Higher levels of omega-3 acids in the blood increases life expectancy by almost five years, reveals a new study.Researchers at Hospital del Mar Medical Research Institute (IMIM), in collaboration with The Fatty Acid Research Institute in the United States and several universities in the United States and Canada have found in a new study that levels of Omega-3 levels in blood erythrocytes or...
Higher levels of omega-3 acids in the blood increases life expectancy by almost five years, reveals a new study.
Identifying individuals without known pre-existing conditions who may be at increased risk of dying is a serious public health challenge. The current study examined RBC FAs as a potential biomarker to improve upon standard risk factor–based predictions of risk of death during 11-y follow-up for individuals in their mid-60s.
The study analysed data on blood fatty acid levels in 2,240 people over the age of 65, who were monitored for an average of eleven years. The aim was to validate which fatty acids function as good predictors of mortality, beyond the already known factors. The results indicate that four types of fatty acids, including omega-3, fulfil this role. It is interesting that two of them are saturated fatty acids, traditionally associated with cardiovascular risk, but which, in this case, indicate longer life expectancy. "This reaffirms what we have been seeing lately", says Dr Sala-Vila, "not all saturated fatty acids are necessarily bad." Indeed, their levels in the blood cannot be modified by diet, as happens with omega-3 fatty acids.

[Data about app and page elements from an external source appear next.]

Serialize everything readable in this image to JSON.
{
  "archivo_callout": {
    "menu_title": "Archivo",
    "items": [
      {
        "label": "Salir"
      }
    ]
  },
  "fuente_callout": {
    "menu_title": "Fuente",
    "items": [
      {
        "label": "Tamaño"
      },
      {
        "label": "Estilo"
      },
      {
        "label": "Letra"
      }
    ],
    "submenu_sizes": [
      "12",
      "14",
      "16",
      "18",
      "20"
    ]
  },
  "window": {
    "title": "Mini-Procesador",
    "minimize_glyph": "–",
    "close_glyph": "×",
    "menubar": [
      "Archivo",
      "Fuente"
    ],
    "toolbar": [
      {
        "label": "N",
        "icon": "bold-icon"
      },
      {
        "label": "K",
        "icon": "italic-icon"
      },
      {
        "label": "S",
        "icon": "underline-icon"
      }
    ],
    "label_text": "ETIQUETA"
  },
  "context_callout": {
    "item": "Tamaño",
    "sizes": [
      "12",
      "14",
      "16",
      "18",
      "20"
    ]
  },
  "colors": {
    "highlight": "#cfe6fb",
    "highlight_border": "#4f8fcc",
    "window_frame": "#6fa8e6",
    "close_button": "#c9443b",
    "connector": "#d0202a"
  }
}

These results may contribute to the personalisation of dietary recommendations for food intake, based on the blood concentrations of the different types of fatty acids. "What we have found is not insignificant. It reinforces the idea that small changes in diet in the right direction can have a much more powerful effect than we think, and it is never too late or too early to make these changes", remarks Dr Sala-Vila.
The researchers will now try to analyse the same indicators in similar population groups, but of European origin, to find out if the results obtained can also be applied outside the United States. The American Heart Association recommends eating oily fish such as salmon, anchovies or sardines twice a week because of the health benefits of omega-3 acids.
Dr Kartikeya Kohli is an Internal Medicine Consultant at Sitaram Bhartia Hospital in Delhi with super speciality training in Nephrology. He has worked with various eminent hospitals like Indraprastha Apollo Hospital, Sir Gangaram Hospital. He holds an MBBS from Kasturba Medical College Manipal, DNB Internal Medicine, Post Graduate Diploma in Clinical Research and Business Development, Fellow DNB Nephrology, MRCP and ECFMG Certification. He has been closely associated with India Medical Association South Delhi Branch and Delhi Medical Association and has been organising continuing medical education programs on their behalf from time to time. Further he has been contributing medical articles for their newsletters as well. He is also associated with electronic media and TV for conduction and presentation of health programs. He has been associated with Medical Dialogues for last 3 years and contributing articles on regular basis.